I am an incurable figurative painter. This competition embraces this affliction and I feel comfortably connected to a long tradition of similarly afflicted.
Can you explain to us what your work is about?
I feel the centre of my work has shifted from European chaos into the great American void. I have always loved that place. I think my work is about slowing down time and giving the viewer space to breathe and feel. My work is personal; I want to truly depict this character and nobody else or this place and nowhere else. My colour spectrum consists of teal, white, black and ironoxide. To create a dialogue within my pieces I oxidize the work after I finish and collage as well as retro-collage it. Occasionally I un-void some of the void with collage, but I feel my centre remains in the great American void.
Which artist/s are you most inspired by?
I’m inspired by Romare Bearden for his great use of collage and composition, I’m humbled by Jacob Lawrence for his use of simple materials (cheap paints and lined pages) to make great work, Francis Bacon for his fearless exposure of the un-pretty human shape as well as Lucian Freud, Edward Hopper for his almost effortless depiction of the void and Norman Rockwell for his courageous depiction of kitsch. Photographers such as Ingrid Maier, Walker Evans and Dorothea Lange inspire me for their stark light and strong composition of people in every day settings as well as Disfarmer for his awkward portraiture.
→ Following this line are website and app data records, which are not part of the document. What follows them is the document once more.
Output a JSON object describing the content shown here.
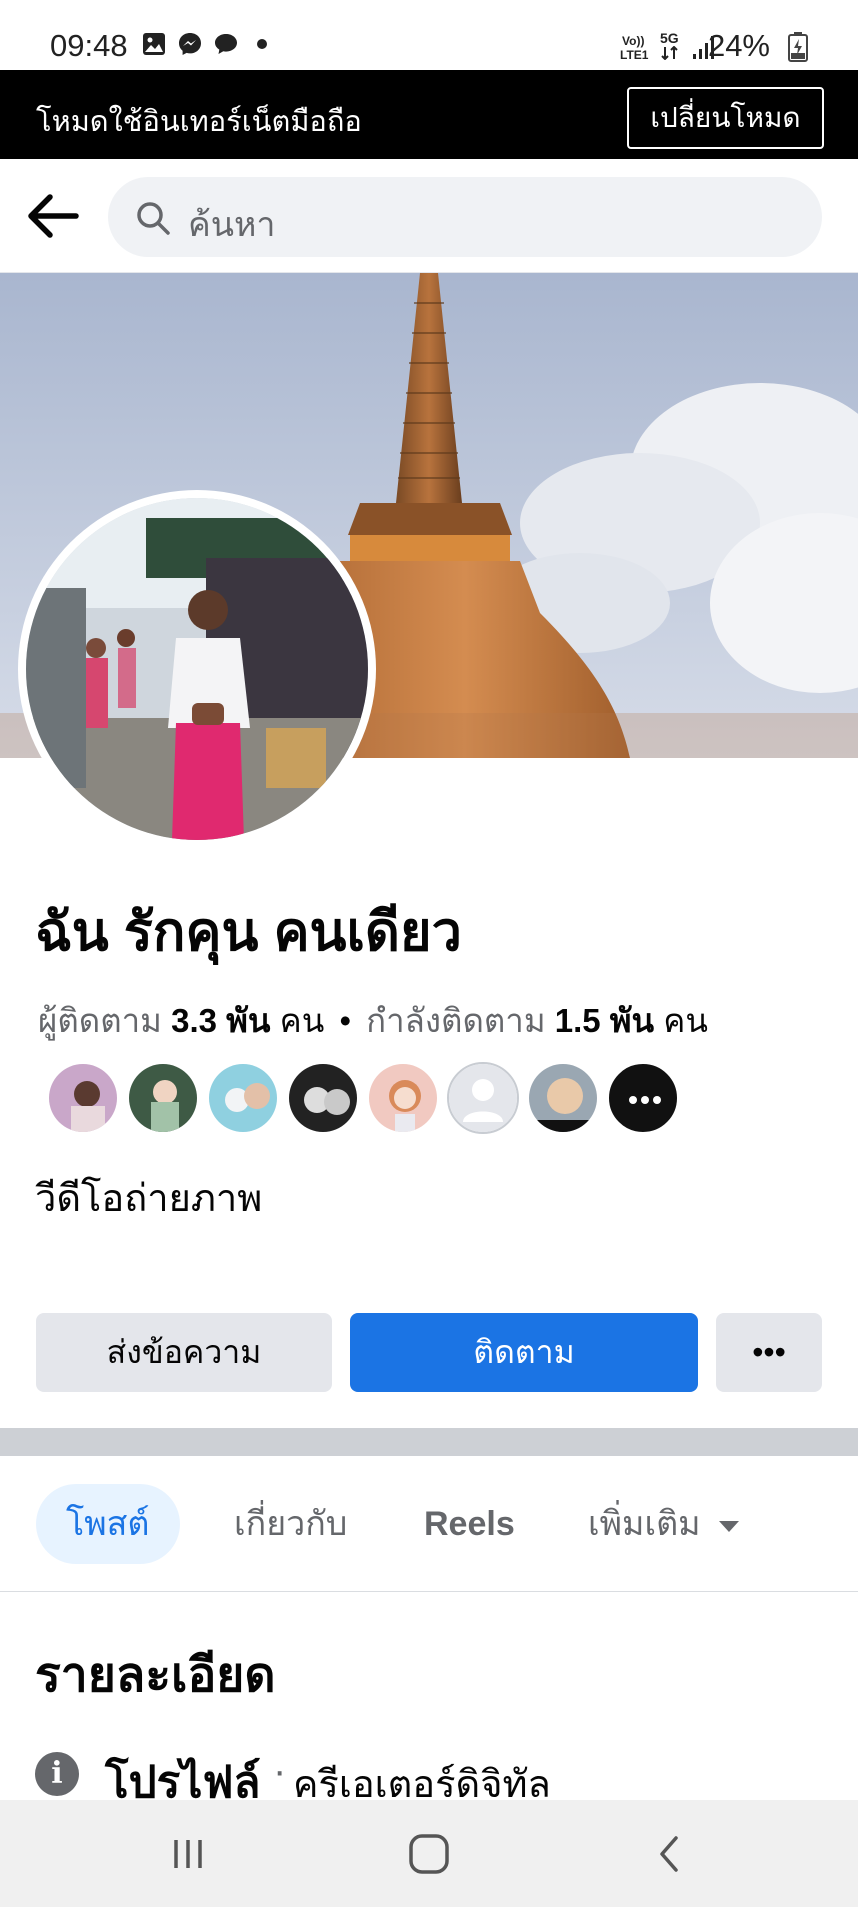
{
  "status_bar": {
    "time": "09:48",
    "left_icons": [
      "gallery-icon",
      "messenger-icon",
      "chat-bubble-icon",
      "dot-icon"
    ],
    "volte": "Vo))",
    "lte": "LTE1",
    "network": "5G",
    "battery": "24%"
  },
  "banner": {
    "text": "โหมดใช้อินเทอร์เน็ตมือถือ",
    "button": "เปลี่ยนโหมด"
  },
  "search": {
    "placeholder": "ค้นหา"
  },
  "profile": {
    "name": "ฉัน รักคุน คนเดียว",
    "followers_label": "ผู้ติดตาม",
    "followers_count": "3.3 พัน",
    "followers_unit": "คน",
    "dot": "•",
    "following_label": "กำลังติดตาม",
    "following_count": "1.5 พัน",
    "following_unit": "คน",
    "category": "วีดีโอถ่ายภาพ"
  },
  "actions": {
    "message": "ส่งข้อความ",
    "follow": "ติดตาม",
    "more": "•••"
  },
  "tabs": {
    "posts": "โพสต์",
    "about": "เกี่ยวกับ",
    "reels": "Reels",
    "more": "เพิ่มเติม"
  },
  "details": {
    "title": "รายละเอียด",
    "profile_label": "โปรไฟล์",
    "separator": "·",
    "profile_type": "ครีเอเตอร์ดิจิทัล"
  },
  "colors": {
    "accent": "#1b74e4",
    "banner_bg": "#000000",
    "button_gray": "#e4e6eb"
  }
}
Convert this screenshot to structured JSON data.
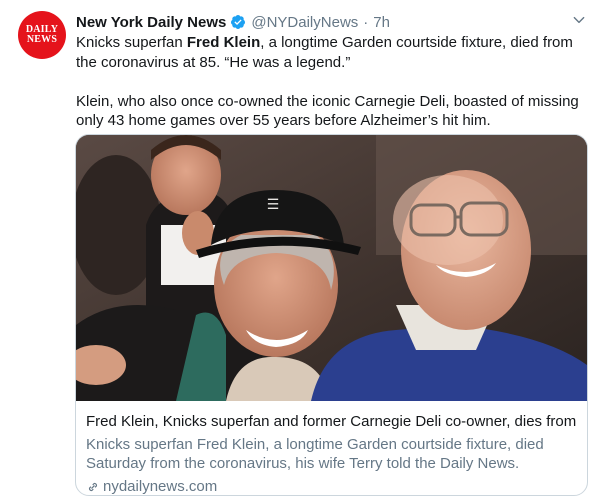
{
  "avatar": {
    "line1": "DAILY",
    "line2": "NEWS",
    "color": "#e5131b"
  },
  "header": {
    "name": "New York Daily News",
    "handle": "@NYDailyNews",
    "separator": "·",
    "time": "7h",
    "verified_icon": "verified-badge-icon",
    "menu_icon": "chevron-down-icon"
  },
  "tweet": {
    "p1_pre": "Knicks superfan ",
    "p1_bold": "Fred Klein",
    "p1_post": ", a longtime Garden courtside fixture, died from the coronavirus at 85. “He was a legend.”",
    "p2": "Klein, who also once co-owned the iconic Carnegie Deli, boasted of missing only 43 home games over 55 years before Alzheimer’s hit him."
  },
  "card": {
    "title": "Fred Klein, Knicks superfan and former Carnegie Deli co-owner, dies from ...",
    "description": "Knicks superfan Fred Klein, a longtime Garden courtside fixture, died Saturday from the coronavirus, his wife Terry told the Daily News.",
    "domain": "nydailynews.com",
    "link_icon": "link-icon"
  },
  "colors": {
    "text": "#14171a",
    "secondary": "#657786",
    "border": "#ccd6dd",
    "verified": "#1da1f2"
  }
}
Can you tell us something about your background?
I am a shipbuilder’s daughter. I grew up in the States, the Middle East and in Europe. My home of choice is Brooklyn, NY. Since leaving the University or Art in Berlin due to boredom I have been a street musician, a model, a decorator, a restauranteur and innkeeper, but most of all I am a painter and now a very decisive one.
What inspired you to become an artist?
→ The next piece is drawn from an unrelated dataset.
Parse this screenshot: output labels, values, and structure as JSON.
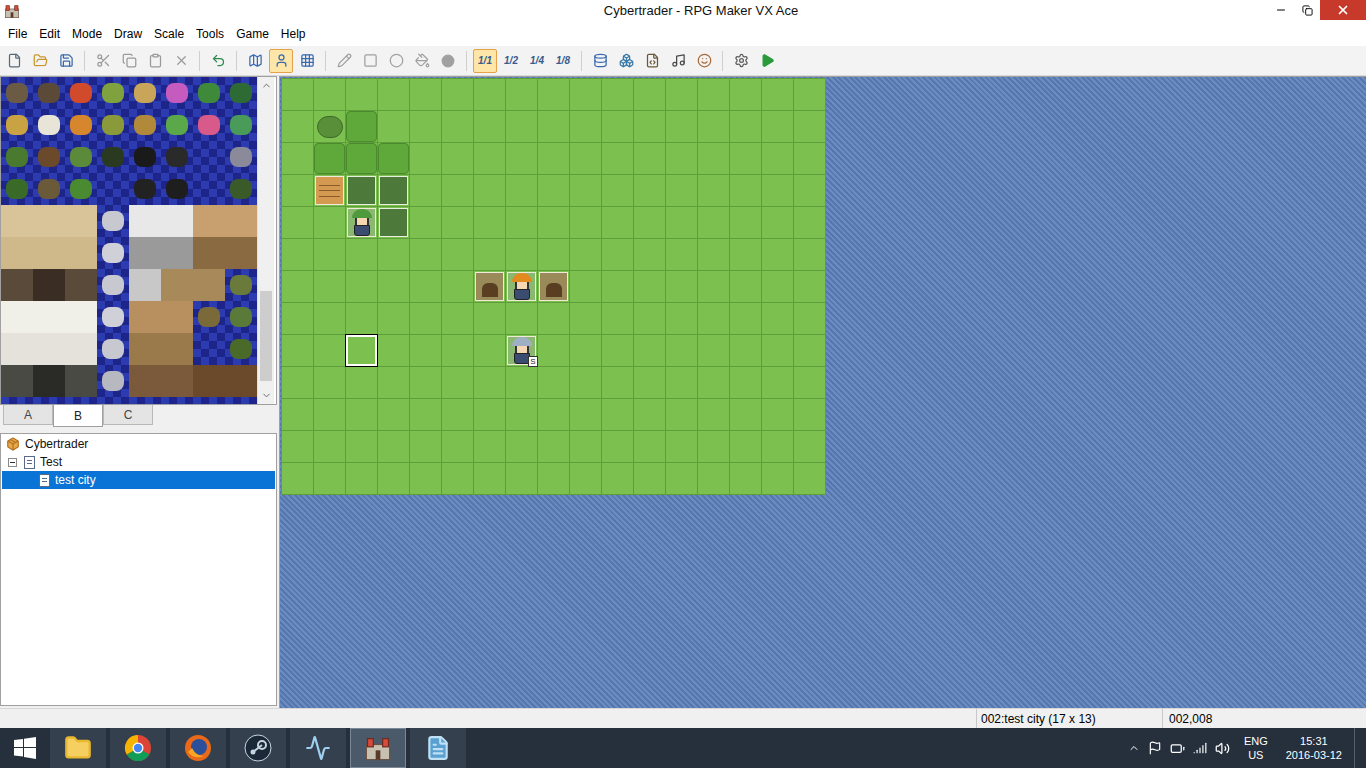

I realized at some point that art is my piano, my anchor and my constant companion. I’m never tired of expressing something seemingly threedimensional on a flat surface. Every day is a new beginning, a way to slip into anybody’s skin and attempt understanding the world a little better by really portraying a specific person or situation. Nothing repeats itself with painting and I dread repetition. I love painting my way to an incoherent place and after a long day of strokes, returning back into the world of noise where I need a minute to remember words and to speak them.
If you weren’t an artist what would you be?
I have been many things. I can’t imagine myself without art. I would probably be wearing a straight jacket.
What is your greatest achievement as an artist to date?
I have won prizes and they feel great – but I feel the constant achievement of truly weaving in my own experiences: to paint what I feel and not what I project, really getting to the work I see deep down in the bottom of my subconscience is the constant goal I am most happy to get closer and closer to.
What are your plans for the future?
I intend to do significant work. I want to be that significant American painter.